Health literacy is an essential determinant of health outcomes among many people. It is the level to which a person can access, comprehend, and utilize services and information to inform health-related actions and decisions for themselves and others (Baraie et al., 2020). Many factors influence health literacy, including age, level of education, and income. Moreover, the extent to which a person is literate health-wise mostly impacts their health outcomes. Thus, the ability of a patient to accept a personal health record (PHR) is significantly affected by their health literacy.
The desire to adopt a PHR by the patients depends on their literacy. Noblin et al. (2012) conducted a study at a Florida-based medical facility and discovered that patients still have a broad acceptance of PHR, although they have a relatively low level of education. This lifelong electronic health information (HI) resource, only maintained by the patient, enables one to make health decisions. This system allows the physician and the patient to connect and be more engaged in health care (Noblin et al., 2012). Thus, the patient and physician should have an effective communication in decision-making since it is an essential component of the self-management database in the health sector.
However, it is essential to note that using this PHR is not all about technology but how it is utilized to inform health decisions. It has three main stages: capturing and sharing data, improving care processes, and enhancing health outcomes. The first stage can help understand health literacy better, while the second one reinforces care processes, and the third focuses on improving health outcomes. According to Noblin et al. (2012), health literacy is very relevant to health consequences and can help lower the disparities usually experienced in the sector. Electronic health records (EHRs) have now been adopted by many physicians, who use them to reach financial subsidiaries under Medicaid and Medicare. As this happens, the opportunity to offer PHRs to the patients will be prevalent.

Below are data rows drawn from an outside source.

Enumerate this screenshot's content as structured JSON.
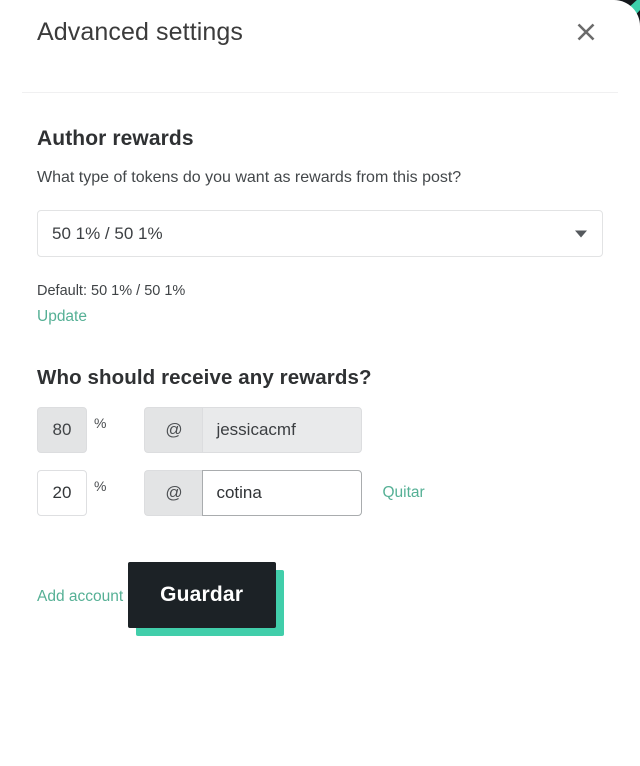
{
  "modal": {
    "title": "Advanced settings",
    "close_icon": "close-icon"
  },
  "author_rewards": {
    "heading": "Author rewards",
    "description": "What type of tokens do you want as rewards from this post?",
    "selected_option": "50 1% / 50 1%",
    "options": [
      "50 1% / 50 1%"
    ],
    "caret_icon": "chevron-down-icon",
    "default_text": "Default: 50 1% / 50 1%",
    "update_label": "Update"
  },
  "beneficiaries": {
    "heading": "Who should receive any rewards?",
    "percent_sign": "%",
    "at_symbol": "@",
    "username_placeholder": "username",
    "rows": [
      {
        "percent": "80",
        "username": "jessicacmf",
        "disabled": true,
        "remove_label": ""
      },
      {
        "percent": "20",
        "username": "cotina",
        "disabled": false,
        "remove_label": "Quitar"
      }
    ],
    "add_account_label": "Add account"
  },
  "footer": {
    "save_label": "Guardar"
  },
  "colors": {
    "accent_teal": "#41ceaa",
    "link_teal": "#55b095",
    "button_dark": "#1c2226",
    "text_primary": "#2f3133",
    "text_secondary": "#43474a"
  }
}
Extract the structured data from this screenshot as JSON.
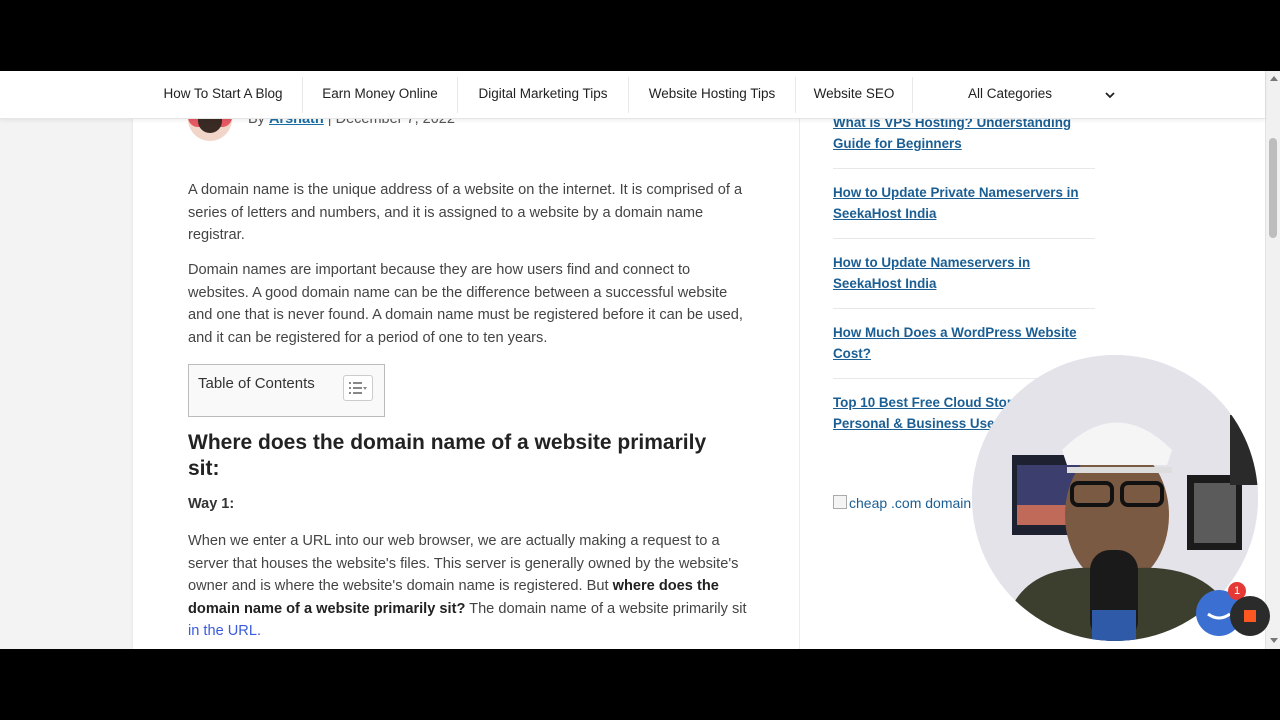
{
  "nav": {
    "items": [
      "How To Start A Blog",
      "Earn Money Online",
      "Digital Marketing Tips",
      "Website Hosting Tips",
      "Website SEO"
    ],
    "categories_select": "All Categories"
  },
  "article": {
    "byline_prefix": "By",
    "author": "Arshath",
    "separator": "|",
    "date": "December 7, 2022",
    "para1": "A domain name is the unique address of a website on the internet. It is comprised of a series of letters and numbers, and it is assigned to a website by a domain name registrar.",
    "para2": "Domain names are important because they are how users find and connect to websites. A good domain name can be the difference between a successful website and one that is never found. A domain name must be registered before it can be used, and it can be registered for a period of one to ten years.",
    "toc_title": "Table of Contents",
    "heading": "Where does the domain name of a website primarily sit:",
    "way_label": "Way 1:",
    "para3_a": "When we enter a URL into our web browser, we are actually making a request to a server that houses the website's files. This server is generally owned by the website's owner and is where the website's domain name is registered. But ",
    "para3_b": "where does the domain name of a website primarily sit?",
    "para3_c": " The domain name of a website primarily sit ",
    "para3_link": "in the URL.",
    "para3_end": ""
  },
  "sidebar": {
    "links": [
      "What is VPS Hosting? Understanding Guide for Beginners",
      "How to Update Private Nameservers in SeekaHost India",
      "How to Update Nameservers in SeekaHost India",
      "How Much Does a WordPress Website Cost?",
      "Top 10 Best Free Cloud Storage for Personal & Business Use"
    ],
    "image_alt": "cheap .com domain"
  },
  "chat": {
    "badge_count": "1"
  },
  "colors": {
    "link": "#1b5e93",
    "author_link": "#1b6ea5",
    "inline_link": "#3b5bdb",
    "chat": "#3b6fd1",
    "badge": "#e53935"
  }
}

Moreover, creating a sense of harmony between patients and health practitioners is highly dependent on the former’s health literacy. This is true particularly when thinking of the 4 E’s: enable, educate, engage, and empower (Noblin et al., 2012). Since patients are searching for information they can comprehend, apply, and act upon, it is necessary to consider the strategies to use, and ignoring the role of technology in this endeavor is not a good idea. There are so many challenges in accessing technology, and one of them is that it could bring additional barriers and maximize the disparities. Since this is a significant concern, the use of PHR needs to aim to avoid the potential unintended consequences of evolutions of health information technology (Baraie et al., 2020). However, that should never hamper the access to good health since these barriers can easily be overcome.
In conclusion, there are many factors to consider when thinking about health information technology, specifically PHR, and how it can help tackle the problem of health illiteracy. Comprehensive evaluations are required to assess health technologies’ rollout’s fidelity and impact on promoting this issue. Since PHRs are being explored for the first time, it is necessary to research the best practices concerning their utilization to ensure patients make more informed health decisions. As the number of people increases, so do health disparities across populations. The new advancement introduced in the industry, PHR, will help health providers to enable their clients to improve their health literacy and make better choices regarding their health.
Baraie, B., Pashaei, T., Kakemam, E., & Mahmoodi, H. (2020). Health literacy and its predictors among urban and rural adults in Bijar County. Journal of Education and Health promotion, 9, 181.
Noblin, A. M., Wan, T. T. H., & Fottler, M. (2012). The impact of health literacy on a patient’s decision to adopt a personal health record. Perspectives in Health Information Management, 9, 1−13.